As a commercial business owner, the last thing you want is black mold destroying your property. If you rent, your building landlord may be responsible for this costly issue. Find out if you have grounds to sue upon finding mold invading your commercial space.
First Steps When Mold Overgrowth Is Suspected
Black mold can often go undetected. Therefore, if you notice any signs at all, it's best to contact your landlord immediately. Ask to have professional mold remediation experts brought into the site. This will establish a paper trail, providing evidence that you have reported the issue. Landlords are legally required to remove the mold and provide compensation for any damages incurred. There are certain laws that protect tenants from improper building conditions. Look into garnering professional legal advice to find the specific building codes for commercial rentals in Glynlea, FL.
At this stage, you should familiarize yourself with contractual caveats in your lease agreement, including (but not limited to):
- Responsibility of tenant for property damage;
- Preventative measures required by tenant;
- Mold removal rules;
- And landlord responsibility for fixing plumbing and ventilation issues.
Remember that water damage, such as that from leaky plumbing, will likely cause mold overgrowth. Figure out whom your lease agreement holds responsible for fixing any defects in the commercial property.
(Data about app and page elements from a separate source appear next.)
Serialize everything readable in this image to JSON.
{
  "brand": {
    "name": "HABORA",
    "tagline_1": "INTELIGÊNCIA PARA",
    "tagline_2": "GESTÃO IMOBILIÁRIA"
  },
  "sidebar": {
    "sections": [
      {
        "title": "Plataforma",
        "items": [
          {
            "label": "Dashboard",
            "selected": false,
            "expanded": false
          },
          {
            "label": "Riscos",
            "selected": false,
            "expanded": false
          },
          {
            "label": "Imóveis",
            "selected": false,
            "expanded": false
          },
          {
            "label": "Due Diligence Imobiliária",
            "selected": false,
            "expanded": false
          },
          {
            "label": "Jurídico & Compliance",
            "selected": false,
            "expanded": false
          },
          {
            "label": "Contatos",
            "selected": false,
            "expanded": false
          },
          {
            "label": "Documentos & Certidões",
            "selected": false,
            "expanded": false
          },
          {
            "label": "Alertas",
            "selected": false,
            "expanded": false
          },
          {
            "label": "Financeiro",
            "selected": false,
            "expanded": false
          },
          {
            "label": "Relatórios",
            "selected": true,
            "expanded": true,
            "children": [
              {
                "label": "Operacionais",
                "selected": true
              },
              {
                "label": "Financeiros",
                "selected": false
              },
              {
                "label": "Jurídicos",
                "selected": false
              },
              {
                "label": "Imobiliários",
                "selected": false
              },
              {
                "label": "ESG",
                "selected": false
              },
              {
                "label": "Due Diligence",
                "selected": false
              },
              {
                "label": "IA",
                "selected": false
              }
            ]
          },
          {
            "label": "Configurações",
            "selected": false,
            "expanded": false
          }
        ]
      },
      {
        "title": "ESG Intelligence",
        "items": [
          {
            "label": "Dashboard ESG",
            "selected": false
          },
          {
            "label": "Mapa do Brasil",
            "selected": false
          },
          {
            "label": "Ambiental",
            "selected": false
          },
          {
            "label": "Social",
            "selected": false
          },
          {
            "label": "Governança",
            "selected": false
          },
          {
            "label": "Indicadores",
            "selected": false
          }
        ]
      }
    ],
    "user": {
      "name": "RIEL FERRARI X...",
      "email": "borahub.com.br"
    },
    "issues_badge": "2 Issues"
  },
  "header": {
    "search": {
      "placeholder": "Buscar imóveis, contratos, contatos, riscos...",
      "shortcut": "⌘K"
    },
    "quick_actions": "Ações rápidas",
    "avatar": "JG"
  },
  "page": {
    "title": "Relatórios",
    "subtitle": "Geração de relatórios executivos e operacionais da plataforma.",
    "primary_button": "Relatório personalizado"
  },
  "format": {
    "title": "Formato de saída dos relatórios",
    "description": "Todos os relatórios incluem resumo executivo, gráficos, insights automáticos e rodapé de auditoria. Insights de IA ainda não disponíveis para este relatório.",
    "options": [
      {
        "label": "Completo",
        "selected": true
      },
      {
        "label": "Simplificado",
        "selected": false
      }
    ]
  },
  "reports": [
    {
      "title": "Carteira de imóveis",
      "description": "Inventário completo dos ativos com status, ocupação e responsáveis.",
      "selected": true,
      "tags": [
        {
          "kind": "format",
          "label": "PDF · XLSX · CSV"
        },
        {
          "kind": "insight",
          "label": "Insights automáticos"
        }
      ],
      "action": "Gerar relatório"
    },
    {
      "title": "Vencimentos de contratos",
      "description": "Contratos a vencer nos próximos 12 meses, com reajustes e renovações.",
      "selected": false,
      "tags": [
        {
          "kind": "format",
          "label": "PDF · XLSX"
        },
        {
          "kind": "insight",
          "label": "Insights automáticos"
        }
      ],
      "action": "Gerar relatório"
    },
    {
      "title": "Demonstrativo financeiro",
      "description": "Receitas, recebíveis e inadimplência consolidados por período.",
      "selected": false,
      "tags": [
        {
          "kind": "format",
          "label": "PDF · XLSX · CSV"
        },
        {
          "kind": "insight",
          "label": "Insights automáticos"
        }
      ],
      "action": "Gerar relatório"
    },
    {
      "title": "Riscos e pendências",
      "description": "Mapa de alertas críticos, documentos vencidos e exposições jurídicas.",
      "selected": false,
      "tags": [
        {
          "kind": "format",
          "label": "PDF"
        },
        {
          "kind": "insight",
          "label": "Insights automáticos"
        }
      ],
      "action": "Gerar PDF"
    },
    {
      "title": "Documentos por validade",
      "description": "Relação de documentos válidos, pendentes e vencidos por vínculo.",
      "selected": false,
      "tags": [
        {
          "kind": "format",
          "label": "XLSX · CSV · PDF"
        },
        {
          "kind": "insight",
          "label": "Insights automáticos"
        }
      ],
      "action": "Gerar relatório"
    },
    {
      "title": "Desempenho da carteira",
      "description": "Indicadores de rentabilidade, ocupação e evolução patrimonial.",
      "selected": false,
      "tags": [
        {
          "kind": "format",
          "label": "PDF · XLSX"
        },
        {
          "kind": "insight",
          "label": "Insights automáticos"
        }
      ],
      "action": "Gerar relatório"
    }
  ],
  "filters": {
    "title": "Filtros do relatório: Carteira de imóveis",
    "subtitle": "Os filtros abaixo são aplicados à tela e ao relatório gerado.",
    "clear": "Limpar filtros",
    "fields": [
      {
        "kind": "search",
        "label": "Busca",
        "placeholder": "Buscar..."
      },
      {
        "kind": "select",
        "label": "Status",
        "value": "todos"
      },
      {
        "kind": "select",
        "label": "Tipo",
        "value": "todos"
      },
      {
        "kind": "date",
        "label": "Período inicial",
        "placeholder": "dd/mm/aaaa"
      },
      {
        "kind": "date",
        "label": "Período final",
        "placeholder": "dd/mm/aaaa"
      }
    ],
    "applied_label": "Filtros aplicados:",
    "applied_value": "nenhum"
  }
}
It is usually the responsibility of the landlord to promptly address any maintenance requests. However, there may be a separate mold addendum that outlines preventative measures or instances in which to contact property maintenance. Ensure that you have done everything mentioned to mitigate the possibility of fungus overgrowth in your rental. Then, and only then, do you have enough reason to move forward with a lawsuit.
Grounds To Sue
Once you've carefully considered the above steps, you may move on to exploring legal options. Just ask yourself:
- Did the landlord refuse to take action?
- Have damages to your property occurred?
- Have you lost income due to these damages?
Even if the landlord did take action, destruction of your property beforehand may still be enough to sue. If you answered yes to any of the above questions, you can start looking into filing a lawsuit against your landlord due to black mold.